Posted in America, Engineering, Famous Inventors, Historical articles, History, Inventions on Monday, 29 April 2013
This edited article about the sewing machine originally appeared in Look and Learn issue number 234 published on 9 July 1966.
Elias Howe, inventor of the sewing machine
Elias Howe, a mechanically-minded farm boy who was born at Spencer, Massachusetts, on July 9, 1819, is often described as the inventor of the sewing-machine.
This is not strictly true, because the idea of the sewing-machine had been thought of long before Howe’s day. What Howe did was to produce the first practical machine fitted with a feed movement and shuttle that made lock-stitching possible.
As early as 1755, Charles Weisenthal had patented a sewing-machine using a double-pointed needle with the eye in the centre, but he did not have sufficient money to develop his idea.
The first sewing-machine to be used on a large scale was that invented in 1820 by Barthelemy Thimonnies, a Paris tailor.

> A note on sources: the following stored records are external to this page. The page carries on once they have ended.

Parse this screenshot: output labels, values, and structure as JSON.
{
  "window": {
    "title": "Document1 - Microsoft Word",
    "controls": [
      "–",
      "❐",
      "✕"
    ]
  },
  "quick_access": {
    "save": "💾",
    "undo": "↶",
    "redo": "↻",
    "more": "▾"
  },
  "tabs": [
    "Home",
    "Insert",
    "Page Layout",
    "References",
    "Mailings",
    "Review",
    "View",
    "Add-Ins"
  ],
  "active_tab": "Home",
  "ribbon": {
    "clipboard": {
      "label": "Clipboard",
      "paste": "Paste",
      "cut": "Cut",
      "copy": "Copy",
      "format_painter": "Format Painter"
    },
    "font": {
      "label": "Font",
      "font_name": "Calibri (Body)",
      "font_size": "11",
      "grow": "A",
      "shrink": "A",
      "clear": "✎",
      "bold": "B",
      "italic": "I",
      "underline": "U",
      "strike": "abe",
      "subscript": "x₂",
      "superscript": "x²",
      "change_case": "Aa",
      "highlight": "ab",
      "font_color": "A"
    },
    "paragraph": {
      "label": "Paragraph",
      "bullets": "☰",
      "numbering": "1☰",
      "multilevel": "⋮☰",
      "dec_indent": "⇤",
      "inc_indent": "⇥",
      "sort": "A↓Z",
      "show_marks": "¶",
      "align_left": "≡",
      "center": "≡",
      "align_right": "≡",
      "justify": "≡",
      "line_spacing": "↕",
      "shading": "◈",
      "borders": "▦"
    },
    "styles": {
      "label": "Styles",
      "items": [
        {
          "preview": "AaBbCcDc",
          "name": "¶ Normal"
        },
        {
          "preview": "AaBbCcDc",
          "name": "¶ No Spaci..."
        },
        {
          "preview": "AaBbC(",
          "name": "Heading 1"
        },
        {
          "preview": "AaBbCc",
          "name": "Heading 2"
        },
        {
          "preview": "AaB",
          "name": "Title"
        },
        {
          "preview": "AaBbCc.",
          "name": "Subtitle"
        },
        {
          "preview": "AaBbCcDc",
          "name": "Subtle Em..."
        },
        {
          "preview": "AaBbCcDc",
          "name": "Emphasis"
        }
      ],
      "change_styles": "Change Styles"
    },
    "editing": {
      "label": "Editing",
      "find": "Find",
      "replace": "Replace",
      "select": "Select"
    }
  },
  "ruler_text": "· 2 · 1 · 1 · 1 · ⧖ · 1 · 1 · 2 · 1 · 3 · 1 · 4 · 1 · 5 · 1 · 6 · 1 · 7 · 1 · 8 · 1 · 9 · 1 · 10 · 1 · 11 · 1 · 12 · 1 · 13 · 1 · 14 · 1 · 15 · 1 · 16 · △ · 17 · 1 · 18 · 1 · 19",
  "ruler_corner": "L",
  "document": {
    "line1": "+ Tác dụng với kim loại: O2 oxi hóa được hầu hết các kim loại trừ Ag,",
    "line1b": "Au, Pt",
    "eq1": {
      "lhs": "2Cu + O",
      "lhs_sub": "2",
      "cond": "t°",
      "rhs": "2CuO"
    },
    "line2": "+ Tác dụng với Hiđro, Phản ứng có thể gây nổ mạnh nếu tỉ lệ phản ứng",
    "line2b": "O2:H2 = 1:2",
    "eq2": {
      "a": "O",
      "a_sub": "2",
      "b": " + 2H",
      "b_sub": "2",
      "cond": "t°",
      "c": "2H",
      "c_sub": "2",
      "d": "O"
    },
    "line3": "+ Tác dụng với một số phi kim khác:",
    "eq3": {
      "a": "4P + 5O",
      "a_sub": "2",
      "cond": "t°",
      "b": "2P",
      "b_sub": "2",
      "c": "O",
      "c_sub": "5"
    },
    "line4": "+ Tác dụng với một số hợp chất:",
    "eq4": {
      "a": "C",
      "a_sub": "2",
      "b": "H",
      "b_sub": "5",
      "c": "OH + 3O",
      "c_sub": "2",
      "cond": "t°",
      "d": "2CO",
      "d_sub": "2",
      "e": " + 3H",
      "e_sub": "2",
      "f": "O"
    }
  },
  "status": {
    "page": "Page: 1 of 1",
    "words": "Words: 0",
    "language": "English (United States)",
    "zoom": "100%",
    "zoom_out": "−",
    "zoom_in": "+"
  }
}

His machine so impressed the French War office that in 1829 he received a large contract to make army uniforms, and opened a factory in which 100 of his machines were installed. But the hand-tailors feared that sewing-machines would put them out of work and wrecked his factory.
Elias Howe patented his sewing-machine in 1846. It was a greatly improved version of previous machines and, with various modifications, is the sewing-machine we know today. It involved, for the first time, a needle moving with a shuttle to make lock-stitches, and a device to give the thread the tension essential to even stitching.
Howe died on October 3, 1867, having made a huge fortune from his invention.
Posted in Engineering, Historical articles, History, Trade on Thursday, 25 April 2013
This edited article about the Kiel Canal originally appeared in Look and Learn issue number 232 published on 25 June 1966.
Pre-war Germany shows her military strength in Kiel Bay where the Kiel Canal ends, by Graham Coton
On June 19, 1895, a procession of 80 warships representative of the world’s naval powers passed for the first time through the Kiel Canal, which links the North Sea with the Baltic.
This official opening by Kaiser Wilhelm II made a 500-year-old dream a reality.
Since the expansion of North European trade in the 12th century, the great peninsular of Jutland and Schleswig-Holstein had formed a land barrier between the North Sea and the Baltic. Ships bound from the North Sea ports for those in the Baltic had to make the long, difficult and often stormy passage round the north coast of Denmark; a voyage of 646 miles. A seaway cutting across the peninsular from Hamburg to Kiel, would cut the distance to 121 miles.
Suggestions about cutting a canal all came to nothing on account of cost and the jealousies of local rulers. Then, in 1870, Germany became a united Empire of which Schleswig-Holstein was a part. For Germany, ambitious to become a naval power, it was essential that warships could be moved quickly and safely between the North Sea and the Baltic. To do this, a canal had to be built. It took eight years.
From the estuary of the Elbe on the North Sea to Kiel Bay on the Baltic, the canal is 53 miles long. The canal, which was widened and deepened in 1909, was invaluable to Germany in the First Great War but it was heavily bombed in the Second World War. It is now an International Waterway.
The Kiel Canal has been increasingly used by merchant ships: over 60,000 of them, totalling 30,000,000 tons, now pass along it each year.